Early October, 2014, I pushed aside the assortment of magazines spread on the coffee table in my chiropractor’s waiting room, flipped open the newspaper, and saw my very first byline. I remember the fleeting nervous chills and rush of joy that flooded my spine upon seeing my name in print, even before the doctor got cracking.
Autumn is a season of many transitions and anniversaries. I’m celebrating some and being haunted by others. The milestone I’m most excited about, though, is the completion of my first year as an *actual* writer.
For years, I’ve talked about wanting to *be a writer* with little to no clue of how to actually go about it. Last year, when I reached out to the editor of the local newspaper, I had no idea what to expect.
This past year has been wave after crushing wave of exhilarating learning experiences as I pushed myself far beyond my introverted comfort zone and learned to embrace rejection.
It was a challenge. Only finding part-time freelance work for the first 10 months, I became the classic penniless writer stereotype.
I thought about taking other jobs. I applied. I even had a few phone interviews. But when it came time to make a commitment, my heart just wouldn’t give up on its big fluffy dream of *a writing career*
(The asterisks are little stars that represent my dreams, okay!?)
I’m thrilled to report the newspaper hired me full-time late in the summer, and now I actually have a steady paycheck doing something I truly love.
I’ve learned to detach my ego from my writing and understand that this isn’t about me at all.
I’ve learned to not get too excited when someone praises me for a piece that somehow benefits them, the same way I let it easily roll off my back when they get angry about an article they don’t agree with.
Working for the newspaper has taught me to be objective, specific, and hella accurate.
That first piece was small, hardly significant, and buried deep, DEEEEEEEEP in the center of the newspaper.
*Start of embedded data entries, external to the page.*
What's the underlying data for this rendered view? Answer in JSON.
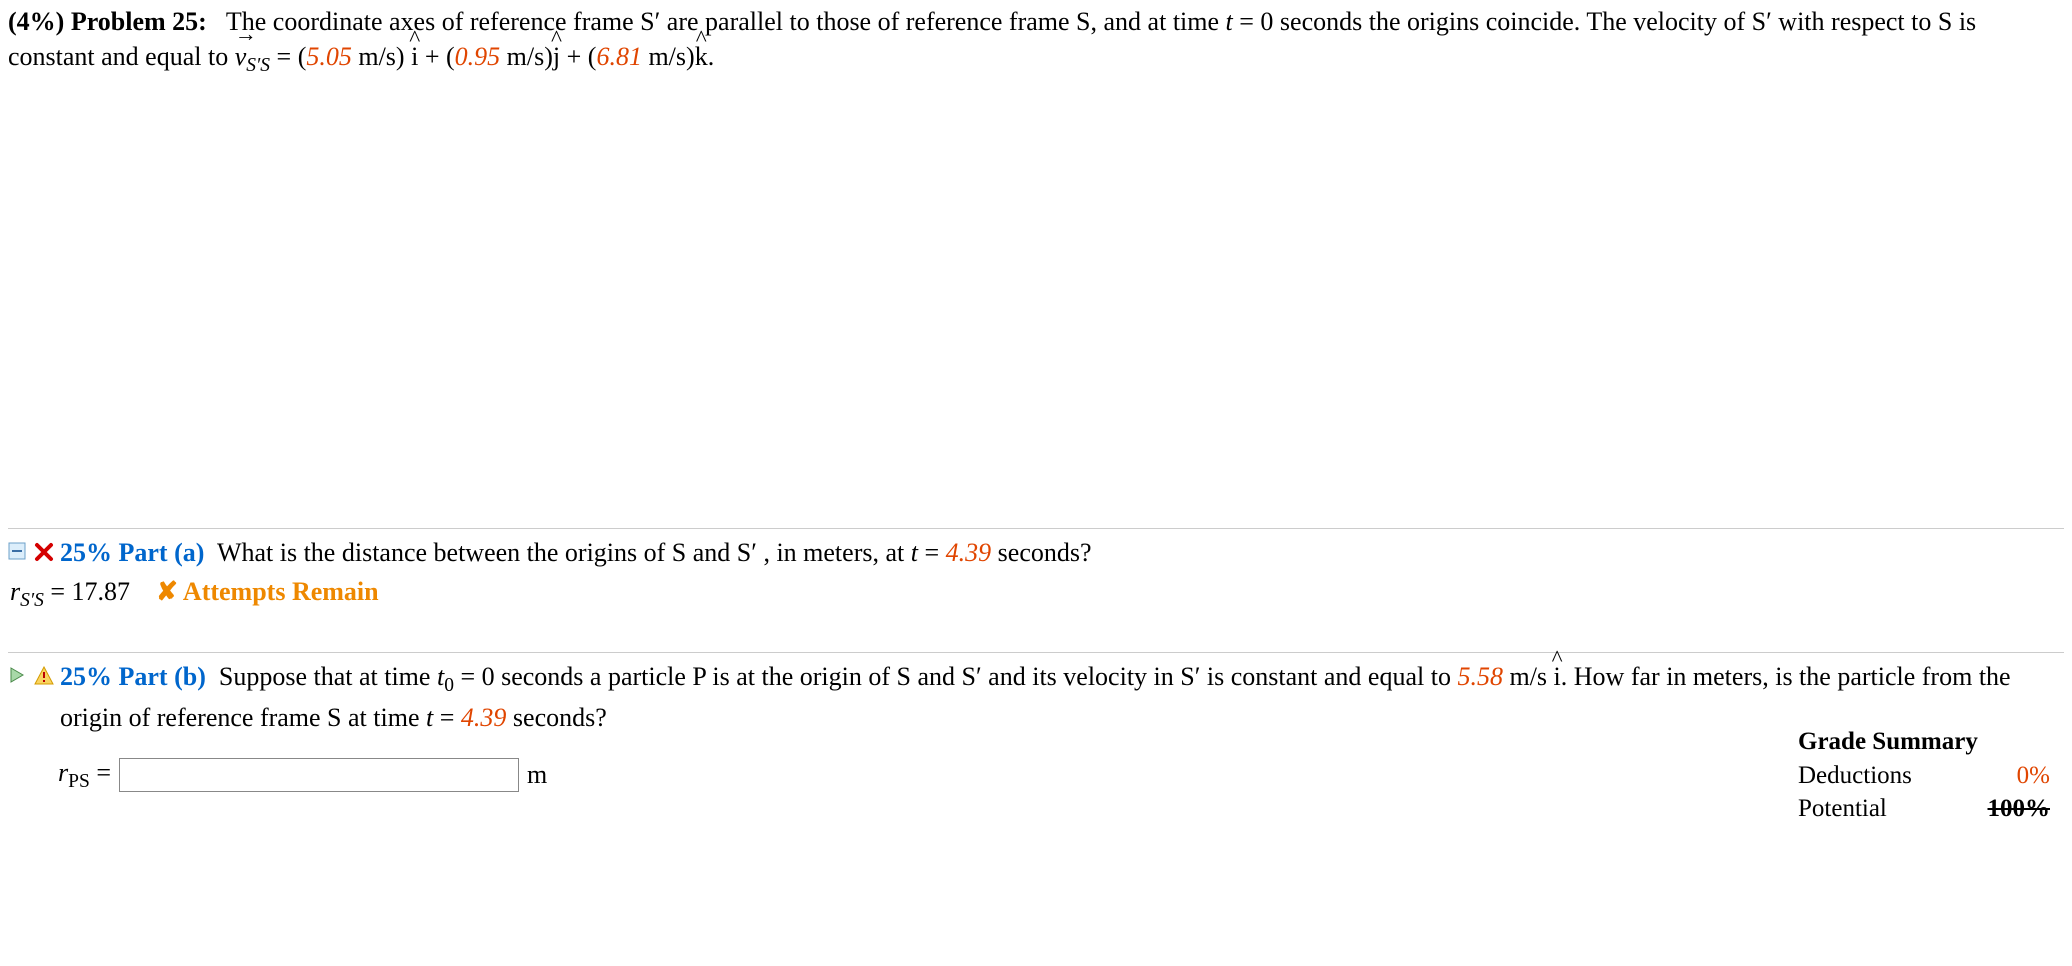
{
  "problem": {
    "percent": "(4%)",
    "label": "Problem 25:",
    "text_before_v": "The coordinate axes of reference frame S′ are parallel to those of reference frame S, and at time ",
    "t_eq": "t",
    "t_val": " = 0 seconds the origins coincide. The velocity of S′ with respect to S is constant and equal to ",
    "v_sub": "S′S",
    "eq_sign": " = (",
    "vx": "5.05",
    "vx_unit": " m/s) ",
    "plus1": " + (",
    "vy": "0.95",
    "vy_unit": " m/s)",
    "plus2": " + (",
    "vz": "6.81",
    "vz_unit": " m/s)",
    "period": "."
  },
  "part_a": {
    "pct": "25%",
    "label": "Part (a)",
    "question_before_t": "What is the distance between the origins of S and S′ , in meters, at ",
    "t_label": "t",
    "t_eq": " = ",
    "t_val": "4.39",
    "t_after": " seconds?",
    "status_var": "r",
    "status_sub": "S′S",
    "status_eq": " = 17.87",
    "attempts": "✘ Attempts Remain"
  },
  "part_b": {
    "pct": "25%",
    "label": "Part (b)",
    "q1": "Suppose that at time ",
    "t0": "t",
    "t0_sub": "0",
    "t0_eq": " = 0 seconds a particle P is at the origin of S and S′ and its velocity in S′ is constant and equal to ",
    "vel": "5.58",
    "vel_after": " m/s ",
    "q2": ". How far in meters, is the particle from the origin of reference frame S at time ",
    "t_label": "t",
    "t_eq": " = ",
    "t_val": "4.39",
    "t_after": " seconds?",
    "answer_var": "r",
    "answer_sub": "PS",
    "answer_eq": " = ",
    "unit": "m"
  },
  "grade": {
    "title": "Grade Summary",
    "deductions_label": "Deductions",
    "deductions_val": "0%",
    "potential_label": "Potential",
    "potential_val": "100%"
  }
}
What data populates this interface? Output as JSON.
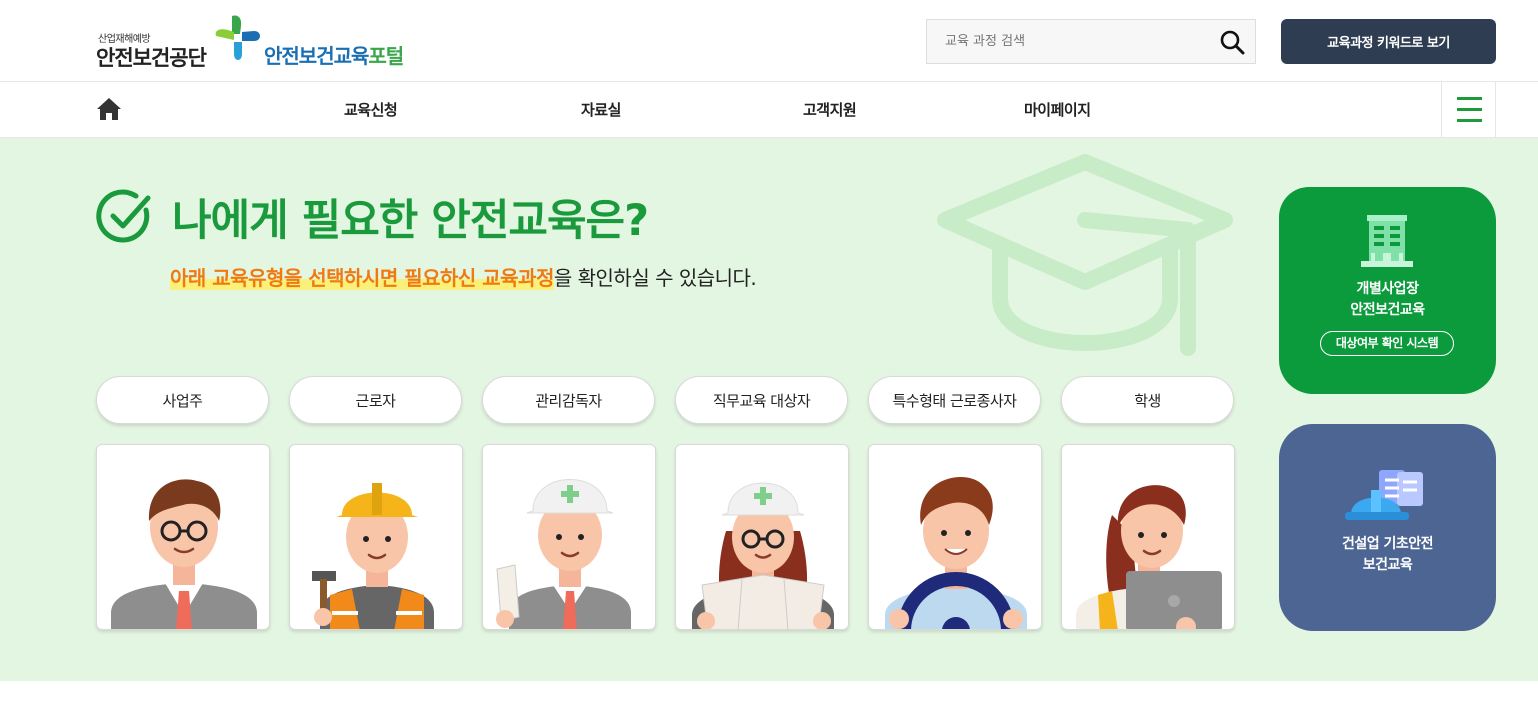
{
  "header": {
    "logo_small": "산업재해예방",
    "logo_main": "안전보건공단",
    "portal_part1": "안전보건교육",
    "portal_part2": "포털",
    "search_placeholder": "교육 과정 검색",
    "keyword_button": "교육과정 키워드로 보기"
  },
  "nav": {
    "items": [
      "교육신청",
      "자료실",
      "고객지원",
      "마이페이지"
    ]
  },
  "hero": {
    "title": "나에게 필요한 안전교육은?",
    "subtitle_highlight": "아래 교육유형을 선택하시면 필요하신 교육과정",
    "subtitle_rest": "을 확인하실 수 있습니다.",
    "categories": [
      "사업주",
      "근로자",
      "관리감독자",
      "직무교육 대상자",
      "특수형태 근로종사자",
      "학생"
    ]
  },
  "side": {
    "card1_line1": "개별사업장",
    "card1_line2": "안전보건교육",
    "card1_tag": "대상여부 확인 시스템",
    "card2_line1": "건설업 기초안전",
    "card2_line2": "보건교육"
  },
  "colors": {
    "brand_green": "#1a9a3d",
    "hero_bg": "#e3f6e1",
    "dark_button": "#2f3d52",
    "side_blue": "#4c6592",
    "highlight_orange": "#f07a12"
  }
}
It also needed a lot of editing. Now, I often see my work on the front page multiple times. I still get a little excited about it.
Aside from the newspaper, my work was published in one of my favorite magazines, Outside Online. Some of my personal heroes have written for Outside.
A few weeks ago, I squealed with tachycardic delight upon flipping open my copy of Acres USA to see my very first byline in a national print publication! And I have two more coming up in the next month! eeeeeeeeeeee!
Dreams really do come true if you stay focused and committed. There are so many resources out there to help budding writers, but I really think the key is to step beyond your self-doubt and just hit the freaking SEND button. Over.. and over… and over until you catch a gig.
I guess it’s a lot like fishing. It’s going to suck if you can’t simply enjoy the process without any promise of bringing home dinner.
This has been such a trip so far, and I can’t wait to see where it all leads. I want to thank everyone who’s supported or inspired me along the way.